[DATA — start]
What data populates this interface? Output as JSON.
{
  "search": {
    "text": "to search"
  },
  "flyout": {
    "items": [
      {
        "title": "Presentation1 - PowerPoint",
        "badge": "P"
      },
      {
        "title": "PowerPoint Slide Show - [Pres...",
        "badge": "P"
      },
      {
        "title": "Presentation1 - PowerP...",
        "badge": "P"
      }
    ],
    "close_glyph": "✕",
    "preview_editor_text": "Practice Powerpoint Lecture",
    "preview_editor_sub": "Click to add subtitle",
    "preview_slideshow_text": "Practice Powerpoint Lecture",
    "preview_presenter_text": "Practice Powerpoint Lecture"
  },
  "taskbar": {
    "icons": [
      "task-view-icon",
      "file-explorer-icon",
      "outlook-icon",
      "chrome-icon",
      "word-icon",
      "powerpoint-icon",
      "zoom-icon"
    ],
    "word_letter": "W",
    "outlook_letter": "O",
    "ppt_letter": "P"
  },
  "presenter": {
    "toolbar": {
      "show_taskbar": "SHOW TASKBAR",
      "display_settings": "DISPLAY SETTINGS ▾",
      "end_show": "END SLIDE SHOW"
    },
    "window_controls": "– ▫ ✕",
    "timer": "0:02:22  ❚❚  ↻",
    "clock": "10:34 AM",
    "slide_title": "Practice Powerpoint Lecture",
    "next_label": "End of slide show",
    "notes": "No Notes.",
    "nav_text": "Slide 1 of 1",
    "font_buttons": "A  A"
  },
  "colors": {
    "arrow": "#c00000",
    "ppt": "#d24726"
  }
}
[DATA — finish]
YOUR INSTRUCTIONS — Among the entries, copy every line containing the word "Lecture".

FINAL ANSWER —
    "preview_editor_text": "Practice Powerpoint Lecture",
    "preview_slideshow_text": "Practice Powerpoint Lecture",
    "preview_presenter_text": "Practice Powerpoint Lecture"
    "slide_title": "Practice Powerpoint Lecture",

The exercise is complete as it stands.